About the project
88 Days a Slave is a feature documentary currently in production exposing modern slavery taking place under the radar on Australian farms. The film is driven by director Christina Stenseth as she embarks on a journey across Australia exploring the dark underbelly of the infamous Working Holiday Maker program, and the reasons why it is allowed to continue.
Supported by Documentary Australia Foundation (DAF) and supported in development by Screen Australia, it is being produced by a team of multi-award winning documentary filmmakers.
Taking an observational approach 88 Days a Slave follows Chris as she meets these young people: some drawn in by the promise of adventure and a desire to explore this vast country whilst others came here with the prospect of working on farms and saving money but instead find themselves cheated and trapped.
These young people carry out their mandatory ‘88 days’ of agricultural work to secure an additional year in the land of plenty. But it’s not all roses; this poorly regulated program is the only way open for these young people to extend their visas, leaving many open to abuse and exploitation.
We follow Chris, who has experienced such farm exploitation firsthand and is determined to expose the abuses young international workers are forced to deal with. The WHM program has been going for many years but a number of recent changes have upped the ante. COVID-19 drastically changed seasonal work on rural farms, leaving farmers with rotting crops. Now after pressure from the UK, the Australian government is dropping the farm work requirement for British working holiday makers who make up 10% of the WHM labour force. To fill the gap the government will create an ‘agriculture visa’ where people from 10 ASEAN countries will come to pick the crops. It is a prime example of modern slavery.
Chris finds herself in the midst of the ongoing campaigning by WHM advocates to demand the EU to start negotiations with Australia to end all European participation in the ‘88 days’. Will other countries follow UK’s lead?
88 Days a Slave is a timely and urgent exploration of systemic abuses told through the eyes of the young people involved in the working holiday maker program.
The film is in production right now, and the producers are ready to hear from anyone who has a story to share.
Development has been supported by Screen Australia
Please consider making a tax deductable donation to the project:
Christina Stenseth is an emerging writer and director, originally from Norway who made her way to Australia in 2016 to complete her University studies. Christina holds a B.A. in Journalism from Deakin University and graduated from RMIT with a Master in Media with Distinction. Christina was invited to partake in Story Works, a program for filmmakers led by the Documentary Australia Foundation (DAF) and supported by Film Victoria. On 88 Days a Slave, Christina has teamed up with experienced documentary filmmaker Mark Poole. Mark’s films have screened around the world, he was a documentary series producer at ABC TV and he’s received many awards for his work, including the Richard Lane Award for screenwriting from the Australian Writer’s Guild.
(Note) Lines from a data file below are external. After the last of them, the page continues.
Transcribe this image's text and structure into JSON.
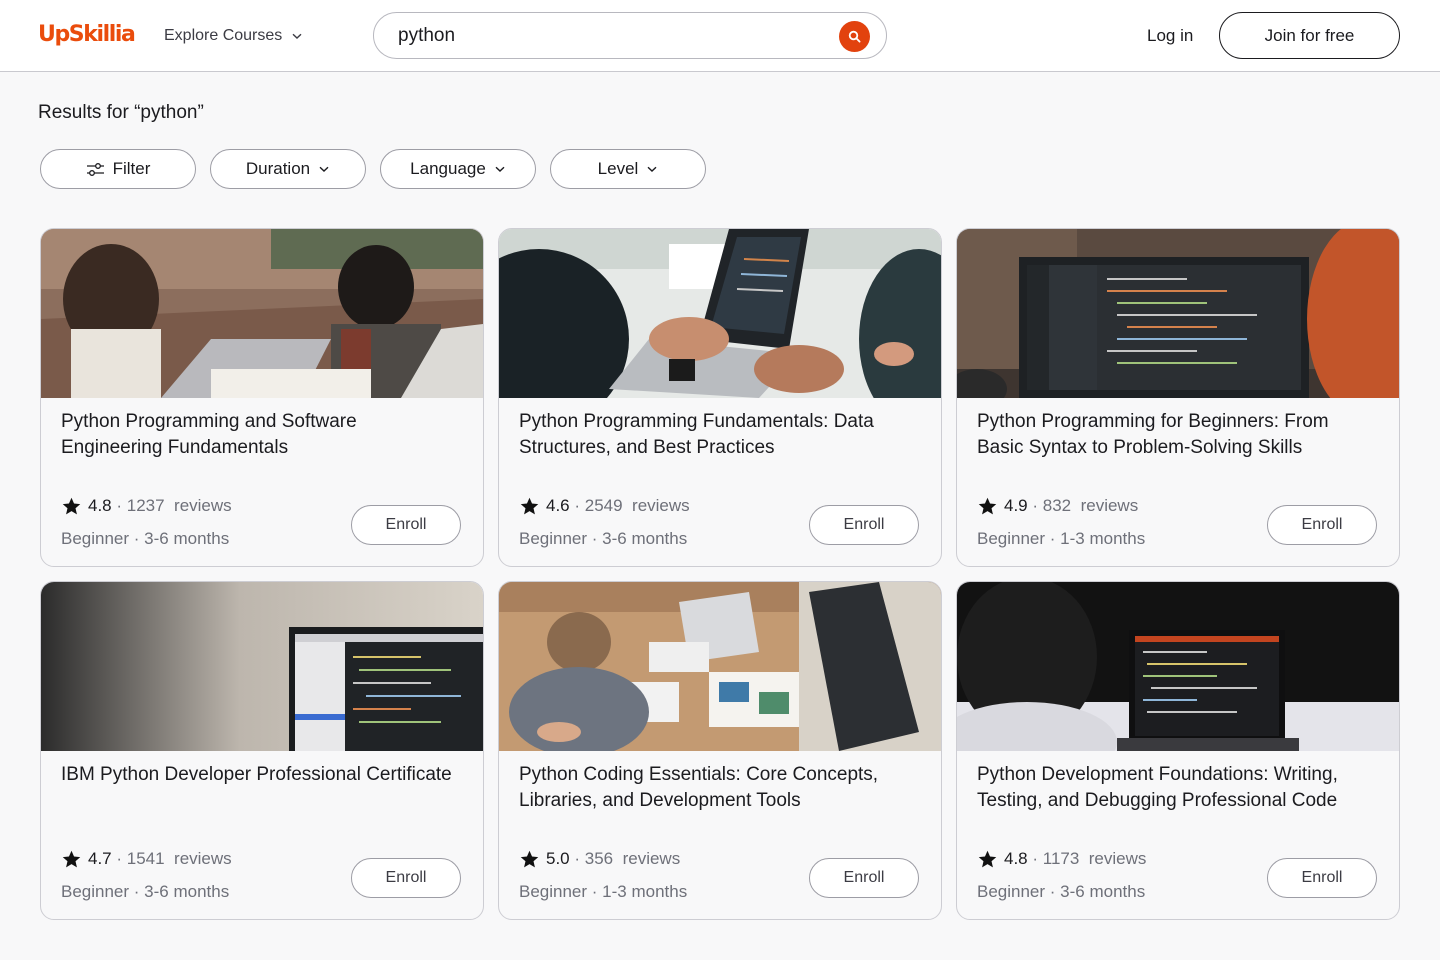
{
  "header": {
    "logo": "UpSkillia",
    "explore_label": "Explore Courses",
    "search_value": "python",
    "login_label": "Log in",
    "join_label": "Join for free"
  },
  "results_heading": "Results for “python”",
  "filters": {
    "filter_label": "Filter",
    "duration_label": "Duration",
    "language_label": "Language",
    "level_label": "Level"
  },
  "courses": [
    {
      "title": "Python Programming and Software Engineering Fundamentals",
      "rating": "4.8",
      "reviews": "1237",
      "reviews_word": "reviews",
      "level": "Beginner",
      "duration": "3-6 months",
      "enroll_label": "Enroll"
    },
    {
      "title": "Python Programming Fundamentals: Data Structures, and Best Practices",
      "rating": "4.6",
      "reviews": "2549",
      "reviews_word": "reviews",
      "level": "Beginner",
      "duration": "3-6 months",
      "enroll_label": "Enroll"
    },
    {
      "title": "Python Programming for Beginners: From Basic Syntax to Problem-Solving Skills",
      "rating": "4.9",
      "reviews": "832",
      "reviews_word": "reviews",
      "level": "Beginner",
      "duration": "1-3 months",
      "enroll_label": "Enroll"
    },
    {
      "title": "IBM Python Developer Professional Certificate",
      "rating": "4.7",
      "reviews": "1541",
      "reviews_word": "reviews",
      "level": "Beginner",
      "duration": "3-6 months",
      "enroll_label": "Enroll"
    },
    {
      "title": "Python Coding Essentials: Core Concepts, Libraries, and Development Tools",
      "rating": "5.0",
      "reviews": "356",
      "reviews_word": "reviews",
      "level": "Beginner",
      "duration": "1-3 months",
      "enroll_label": "Enroll"
    },
    {
      "title": "Python Development Foundations: Writing, Testing, and Debugging Professional Code",
      "rating": "4.8",
      "reviews": "1173",
      "reviews_word": "reviews",
      "level": "Beginner",
      "duration": "3-6 months",
      "enroll_label": "Enroll"
    }
  ],
  "colors": {
    "brand": "#ea4c0c",
    "search_button": "#e2420e",
    "muted_text": "#6e7079",
    "border": "#cdcdd3"
  },
  "icons": {
    "search_button": "search-icon",
    "explore_dropdown": "chevron-down-icon",
    "filter": "sliders-icon",
    "rating": "star-icon"
  }
}
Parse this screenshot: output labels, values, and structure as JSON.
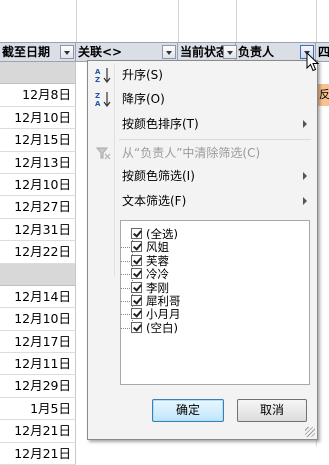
{
  "headers": [
    {
      "label": "截至日期"
    },
    {
      "label": "关联<>"
    },
    {
      "label": "当前状态"
    },
    {
      "label": "负责人"
    },
    {
      "label": "四"
    }
  ],
  "rows": [
    {
      "value": "",
      "band": true
    },
    {
      "value": "12月8日"
    },
    {
      "value": "12月10日"
    },
    {
      "value": "12月15日"
    },
    {
      "value": "12月13日"
    },
    {
      "value": "12月10日"
    },
    {
      "value": "12月27日"
    },
    {
      "value": "12月31日"
    },
    {
      "value": "12月22日"
    },
    {
      "value": "",
      "band": true
    },
    {
      "value": "12月14日"
    },
    {
      "value": "12月10日"
    },
    {
      "value": "12月17日"
    },
    {
      "value": "12月11日"
    },
    {
      "value": "12月29日"
    },
    {
      "value": "1月5日"
    },
    {
      "value": "12月21日"
    },
    {
      "value": "12月21日"
    }
  ],
  "orange_cell_text": "反",
  "menu": {
    "sort_asc": "升序(S)",
    "sort_desc": "降序(O)",
    "sort_by_color": "按颜色排序(T)",
    "clear_filter": "从“负责人”中清除筛选(C)",
    "filter_by_color": "按颜色筛选(I)",
    "text_filter": "文本筛选(F)",
    "items": [
      {
        "label": "(全选)",
        "checked": true
      },
      {
        "label": "风姐",
        "checked": true
      },
      {
        "label": "芙蓉",
        "checked": true
      },
      {
        "label": "冷冷",
        "checked": true
      },
      {
        "label": "李刚",
        "checked": true
      },
      {
        "label": "犀利哥",
        "checked": true
      },
      {
        "label": "小月月",
        "checked": true
      },
      {
        "label": "(空白)",
        "checked": true
      }
    ],
    "ok": "确定",
    "cancel": "取消"
  },
  "colors": {
    "header_bg": "#dadfe7",
    "band": "#d8d8d8",
    "menu_bg": "#f3f3f3",
    "orange_cell": "#f6c28e",
    "default_button": "#bee6fd"
  },
  "icons": [
    "sort-ascending-icon",
    "sort-descending-icon",
    "clear-filter-icon",
    "submenu-arrow-icon",
    "checkbox-icon",
    "resize-grip-icon",
    "mouse-cursor-icon"
  ]
}
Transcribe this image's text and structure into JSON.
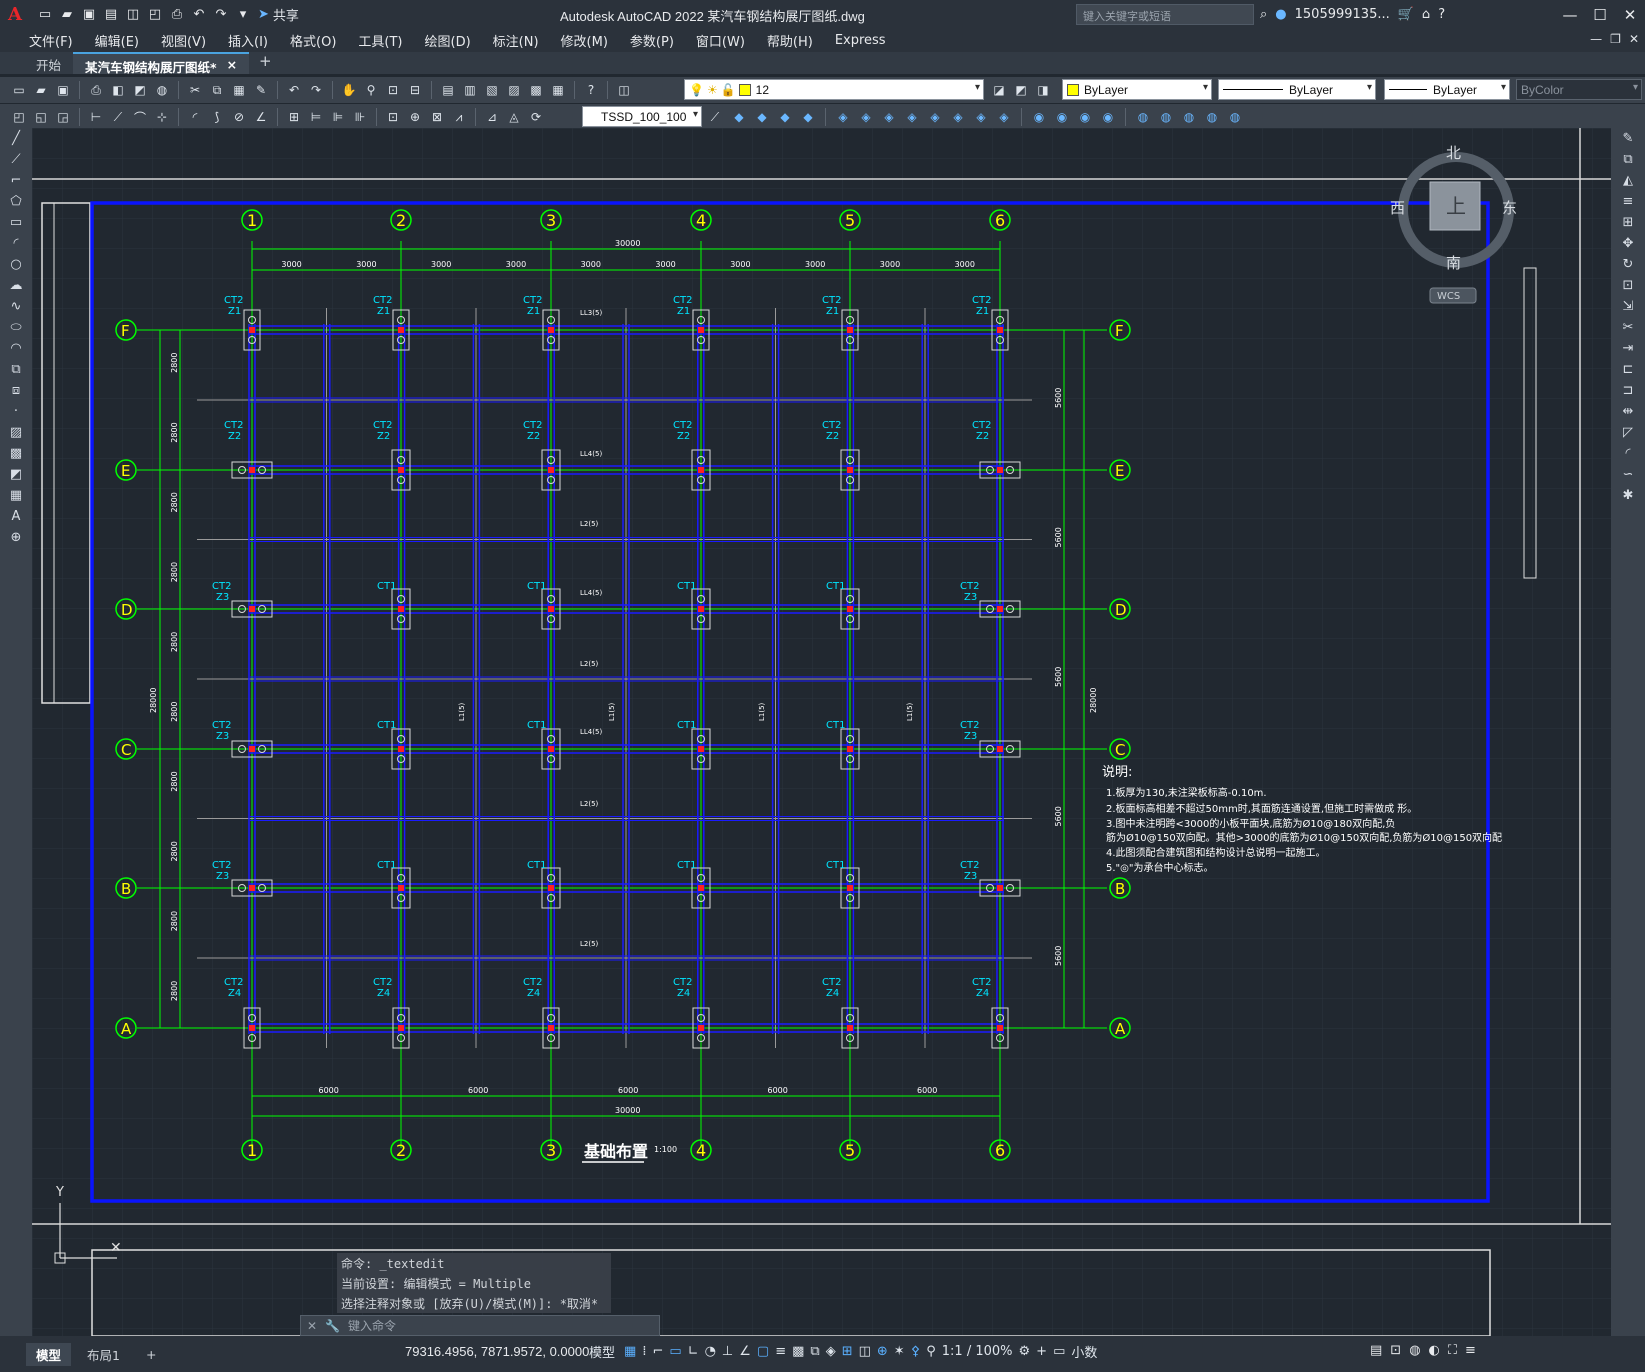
{
  "app": {
    "title": "Autodesk AutoCAD 2022    某汽车钢结构展厅图纸.dwg",
    "logo": "A",
    "share_label": "共享",
    "search_placeholder": "键入关键字或短语",
    "user": "1505999135...",
    "help": "?"
  },
  "menu": [
    "文件(F)",
    "编辑(E)",
    "视图(V)",
    "插入(I)",
    "格式(O)",
    "工具(T)",
    "绘图(D)",
    "标注(N)",
    "修改(M)",
    "参数(P)",
    "窗口(W)",
    "帮助(H)",
    "Express"
  ],
  "tabs": {
    "start": "开始",
    "active": "某汽车钢结构展厅图纸*",
    "close": "×",
    "plus": "+"
  },
  "toolbar": {
    "layer_value": "12",
    "color_value": "ByLayer",
    "linetype_value": "ByLayer",
    "lineweight_value": "ByLayer",
    "plotstyle_value": "ByColor",
    "dimstyle_value": "TSSD_100_100"
  },
  "viewcube": {
    "north": "北",
    "south": "南",
    "east": "东",
    "west": "西",
    "top": "上",
    "wcs": "WCS"
  },
  "drawing": {
    "axes_num": [
      "1",
      "2",
      "3",
      "4",
      "5",
      "6"
    ],
    "axes_letter": [
      "F",
      "E",
      "D",
      "C",
      "B",
      "A"
    ],
    "top_total": "30000",
    "top_spans": [
      "3000",
      "3000",
      "3000",
      "3000",
      "3000",
      "3000",
      "3000",
      "3000",
      "3000",
      "3000"
    ],
    "bottom_spans": [
      "6000",
      "6000",
      "6000",
      "6000",
      "6000"
    ],
    "bottom_total": "30000",
    "left_spans": [
      "2800",
      "2800",
      "2800",
      "2800",
      "2800",
      "2800",
      "2800",
      "2800",
      "2800",
      "2800"
    ],
    "left_total": "28000",
    "right_spans": [
      "5600",
      "5600",
      "5600",
      "5600",
      "5600"
    ],
    "right_total": "28000",
    "title": "基础布置",
    "title_scale": "1:100",
    "row_f_labels": [
      "CT2\nZ1",
      "CT2\nZ1",
      "CT2\nZ1",
      "CT2\nZ1",
      "CT2\nZ1",
      "CT2\nZ1"
    ],
    "ct_labels": [
      "CT2",
      "Z2",
      "CT1",
      "Z3",
      "Z4"
    ],
    "notes_title": "说明:",
    "notes": [
      "1.板厚为130,未注梁板标高-0.10m.",
      "2.板面标高相差不超过50mm时,其面筋连通设置,但施工时需做成      形。",
      "3.图中未注明跨<3000的小板平面块,底筋为Ø10@180双向配,负",
      "  筋为Ø10@150双向配。其他>3000的底筋为Ø10@150双向配,负筋为Ø10@150双向配",
      "4.此图须配合建筑图和结构设计总说明一起施工。",
      "5.\"◎\"为承台中心标志。"
    ],
    "ucs_y": "Y",
    "beam_labels": [
      "LL3(5)",
      "LL4(5)",
      "L2(5)",
      "L1(5)"
    ]
  },
  "command": {
    "history": [
      "命令: _textedit",
      "当前设置: 编辑模式 = Multiple",
      "选择注释对象或 [放弃(U)/模式(M)]: *取消*"
    ],
    "prompt": "键入命令"
  },
  "status": {
    "layouts": [
      "模型",
      "布局1"
    ],
    "plus": "+",
    "coords": "79316.4956, 7871.9572, 0.0000",
    "model": "模型",
    "scale": "1:1 / 100%",
    "units": "小数"
  },
  "colors": {
    "grid_green": "#00ff00",
    "beam_blue": "#1a1aff",
    "frame_blue": "#0000ff",
    "label_cyan": "#00e5ff",
    "axis_yellow": "#ffff00",
    "dim_white": "#ffffff"
  }
}
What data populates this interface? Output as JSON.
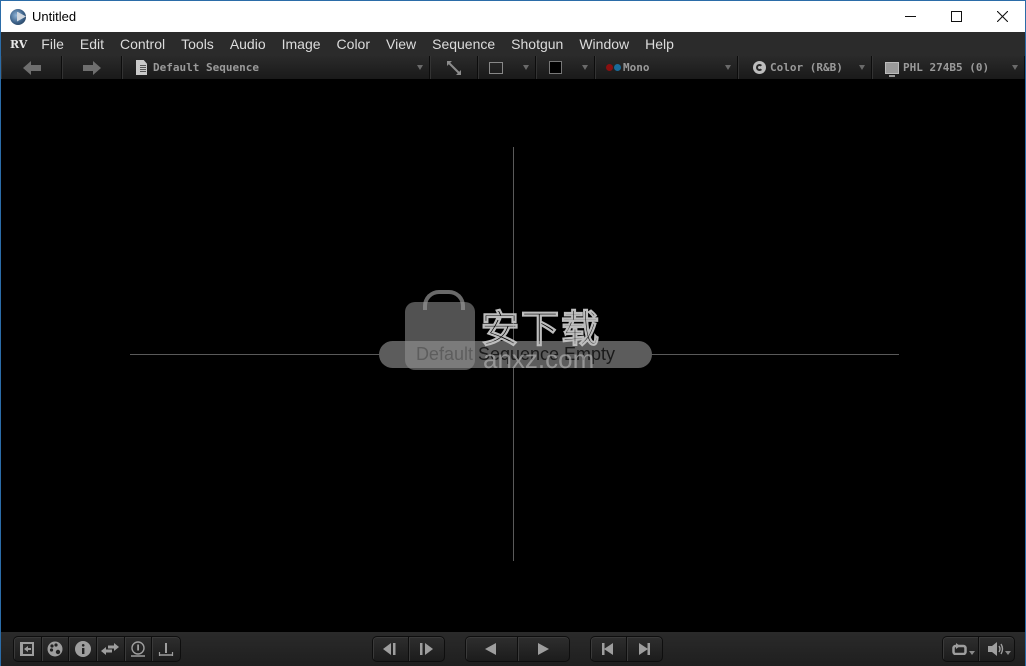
{
  "window": {
    "title": "Untitled",
    "controls": {
      "minimize": "minimize-icon",
      "maximize": "maximize-icon",
      "close": "close-icon"
    }
  },
  "menubar": {
    "logo": "RV",
    "items": [
      "File",
      "Edit",
      "Control",
      "Tools",
      "Audio",
      "Image",
      "Color",
      "View",
      "Sequence",
      "Shotgun",
      "Window",
      "Help"
    ]
  },
  "toolbar": {
    "back_icon": "arrow-left-icon",
    "forward_icon": "arrow-right-icon",
    "source_select": "Default Sequence",
    "channel_select": "Mono",
    "color_select": "Color (R&B)",
    "display_select": "PHL 274B5 (0)"
  },
  "viewer": {
    "empty_message": "Default Sequence Empty",
    "watermark_text": "安下载",
    "watermark_sub": "anxz.com"
  },
  "bottombar": {
    "left_tools": [
      "exit-fullscreen-icon",
      "palette-icon",
      "info-icon",
      "swap-icon",
      "stereo-icon",
      "timeline-icon"
    ],
    "step_buttons": [
      "step-back-icon",
      "step-forward-icon"
    ],
    "play_buttons": [
      "play-backward-icon",
      "play-forward-icon"
    ],
    "jump_buttons": [
      "jump-start-icon",
      "jump-end-icon"
    ],
    "right_tools": [
      "loop-mode-icon",
      "volume-icon"
    ]
  },
  "colors": {
    "accent_border": "#2b6ca8",
    "menubar_bg": "#2b2b2b",
    "viewer_bg": "#000000",
    "channel_dot_red": "#8a1010",
    "channel_dot_blue": "#1a6b9a"
  }
}
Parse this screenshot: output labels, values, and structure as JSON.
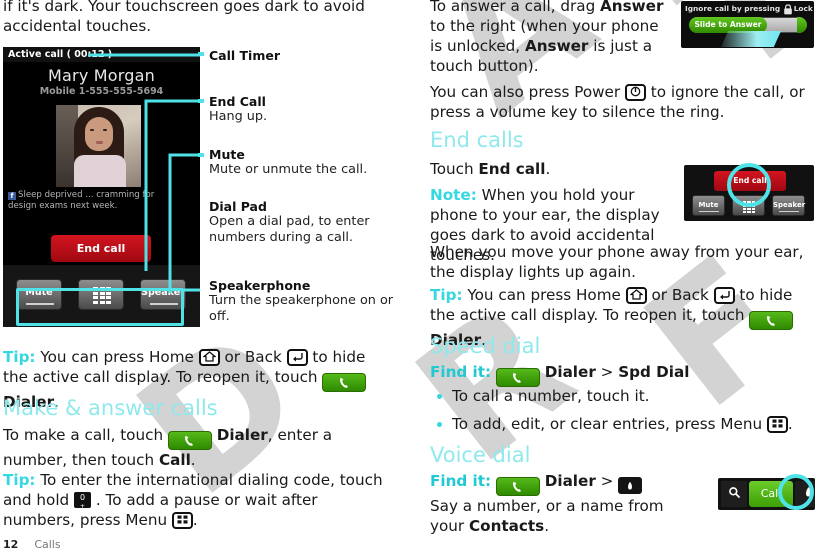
{
  "watermark": {
    "text": "DRAFT",
    "color": "#d0d0d0"
  },
  "colors": {
    "accent_cyan": "#35d8e0",
    "heading_cyan": "#8fe9ec",
    "highlight_cyan": "#4fe3e8",
    "dialer_green": "#3d9e06",
    "end_call_red": "#d31520"
  },
  "left_column": {
    "lead_paragraph": "if it's dark. Your touchscreen goes dark to avoid accidental touches.",
    "screenshot": {
      "status_bar": "Active call ( 00:12 )",
      "contact_name": "Mary Morgan",
      "contact_number": "Mobile 1-555-555-5694",
      "social_status": "Sleep deprived ... cramming for design exams next week.",
      "social_icon": "facebook-icon",
      "end_call_label": "End call",
      "buttons": [
        {
          "name": "mute-button",
          "label": "Mute"
        },
        {
          "name": "dialpad-button",
          "label": ""
        },
        {
          "name": "speaker-button",
          "label": "Speaker"
        }
      ]
    },
    "callouts": [
      {
        "title": "Call Timer",
        "desc": ""
      },
      {
        "title": "End Call",
        "desc": "Hang up."
      },
      {
        "title": "Mute",
        "desc": "Mute or unmute the call."
      },
      {
        "title": "Dial Pad",
        "desc": "Open a dial pad, to enter numbers during a call."
      },
      {
        "title": "Speakerphone",
        "desc": "Turn the speakerphone on or off."
      }
    ],
    "tip1": {
      "label": "Tip:",
      "part1": "You can press Home",
      "part2": "or Back",
      "part3": "to hide the active call display. To reopen it, touch",
      "dialer": "Dialer",
      "part4": "."
    },
    "section_make_answer": "Make & answer calls",
    "make_call": {
      "part1": "To make a call, touch",
      "dialer": "Dialer",
      "part2": ", enter a number, then touch",
      "bold": "Call",
      "part3": "."
    },
    "tip2": {
      "label": "Tip:",
      "part1": "To enter the international dialing code, touch and hold",
      "part2": ". To add a pause or wait after numbers, press Menu",
      "part3": "."
    }
  },
  "right_column": {
    "answer_paragraph": {
      "part1": "To answer a call, drag",
      "bold1": "Answer",
      "part2": "to the right (when your phone is unlocked,",
      "bold2": "Answer",
      "part3": "is just a touch button)."
    },
    "power_paragraph": {
      "part1": "You can also press Power",
      "part2": "to ignore the call, or press a volume key to silence the ring."
    },
    "lock_screenshot": {
      "top_text_before": "Ignore call by pressing",
      "lock_icon": "lock-icon",
      "top_text_after": "Lock button",
      "slider_label": "Slide to Answer"
    },
    "section_end_calls": "End calls",
    "touch_end_call": {
      "part1": "Touch",
      "bold": "End call",
      "part2": "."
    },
    "note": {
      "label": "Note:",
      "text": "When you hold your phone to your ear, the display goes dark to avoid accidental touches."
    },
    "note_cont": "When you move your phone away from your ear, the display lights up again.",
    "end_tray_screenshot": {
      "end_call_label": "End call",
      "buttons": [
        {
          "name": "mute-button",
          "label": "Mute"
        },
        {
          "name": "dialpad-button",
          "label": ""
        },
        {
          "name": "speaker-button",
          "label": "Speaker"
        }
      ]
    },
    "tip3": {
      "label": "Tip:",
      "part1": "You can press Home",
      "part2": "or Back",
      "part3": "to hide the active call display. To reopen it, touch",
      "dialer": "Dialer",
      "part4": "."
    },
    "section_speed_dial": "Speed dial",
    "speed_dial_find": {
      "label": "Find it:",
      "dialer": "Dialer",
      "sep": ">",
      "target": "Spd Dial"
    },
    "speed_dial_bullets": [
      {
        "part1": "To call a number, touch it.",
        "has_icon": false
      },
      {
        "part1": "To add, edit, or clear entries, press Menu",
        "part2": ".",
        "has_icon": true
      }
    ],
    "section_voice_dial": "Voice dial",
    "voice_dial_find": {
      "label": "Find it:",
      "dialer": "Dialer",
      "sep": ">",
      "icon": "microphone-icon"
    },
    "voice_dial_body": {
      "part1": "Say a number, or a name from your",
      "bold": "Contacts",
      "part2": "."
    },
    "dial_bar_screenshot": {
      "search_icon": "search-icon",
      "call_label": "Call",
      "mic_icon": "microphone-icon"
    }
  },
  "footer": {
    "page_number": "12",
    "chapter": "Calls"
  }
}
Mark is also the current Chapter Head of the Australian Directors’ Guild. Producer Penny Robins has extensive experience producing and executive producing a diverse range of multi-award winning documentary and drama productions for major networks including BBC, Canal Plus, SBS and ABC TV. Penny was a documentary development producer at ABC TV and executive producer at Film Australia and now produces through her own production company Annamax Media. Together these three filmmakers have been working closely for some time already, as they’ve been investigating, filming and beginning the process of bringing this film to life.
Research findings and investigations
We are compiling lists of research findings, reports, media stories and investigations as well as details of legislation relating to the Working Holiday visa scheme and the agricultural sector. Please let us know if you're aware of others, or if you find that any of these links are broken. Read more about our findings here.
To be eligible for a WHM visa (subclass 417 or 462), you must have carried out a minimum period of 88 calendar days of work (6 months for a third year visa), including weekends or equivalent rest days during your period of employment, undertaking 'specified subclass 417 or 462' work. The Working Holiday Maker visa is administered by the Home Affairs portfolio for the Australian Government. More information about how the scheme works can be found on the Home Affairs page.